burner once he was in office.
6. End to poverty. No.
7. Major tax cuts. Defeated.
8. Cold War goals. Yes, Kennedy's term saw both increased expenditures on defense and
money for the new space program.
Kennedy proved to be a man of much rhetoric and little action. He appeared frequently on
television to promote the New Frontier, but actually accomplished little in the way of legislation.
To his credit, Kennedy did demonstrate growth in his understanding of economics. Having come
to the White House as a fiscal conservative, he grew to understand the complexities of the
economy. Kennedy and his advisors dubbed his economic plans a "New Economics," although
they weren't much different from Keynesian economics. They advocated:
1. A moderate increase in federal spending
2. Trade Expansion Act
3. Efforts to stabilize interest rates
4. Major tax cuts
Unfortunately, both Congress and the American public received such ideas either lukewarmly or
negatively. Many people eventually recognized that many of Kennedy's economic arguments
were true, but only after his term in office, which an assassin's bullet cut short on November 22,
1963. The assassination of John F. Kennedy caused a powerful mythology to spring up around

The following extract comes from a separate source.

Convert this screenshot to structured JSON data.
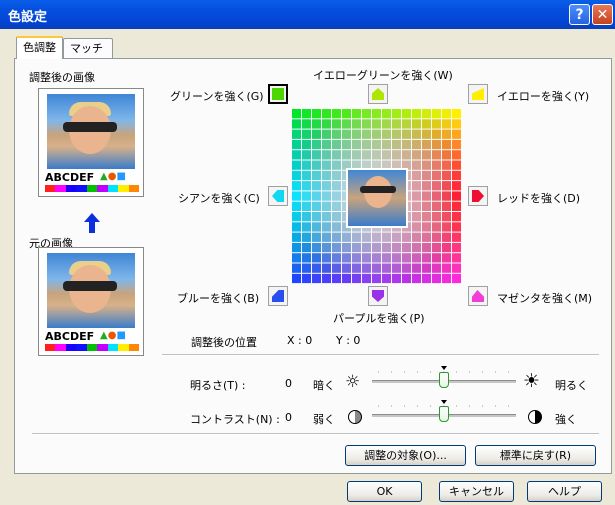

the memory of the President. One myth regards Kennedy's alleged devotion to civil rights for
Stanley K. Schultz, Professor of History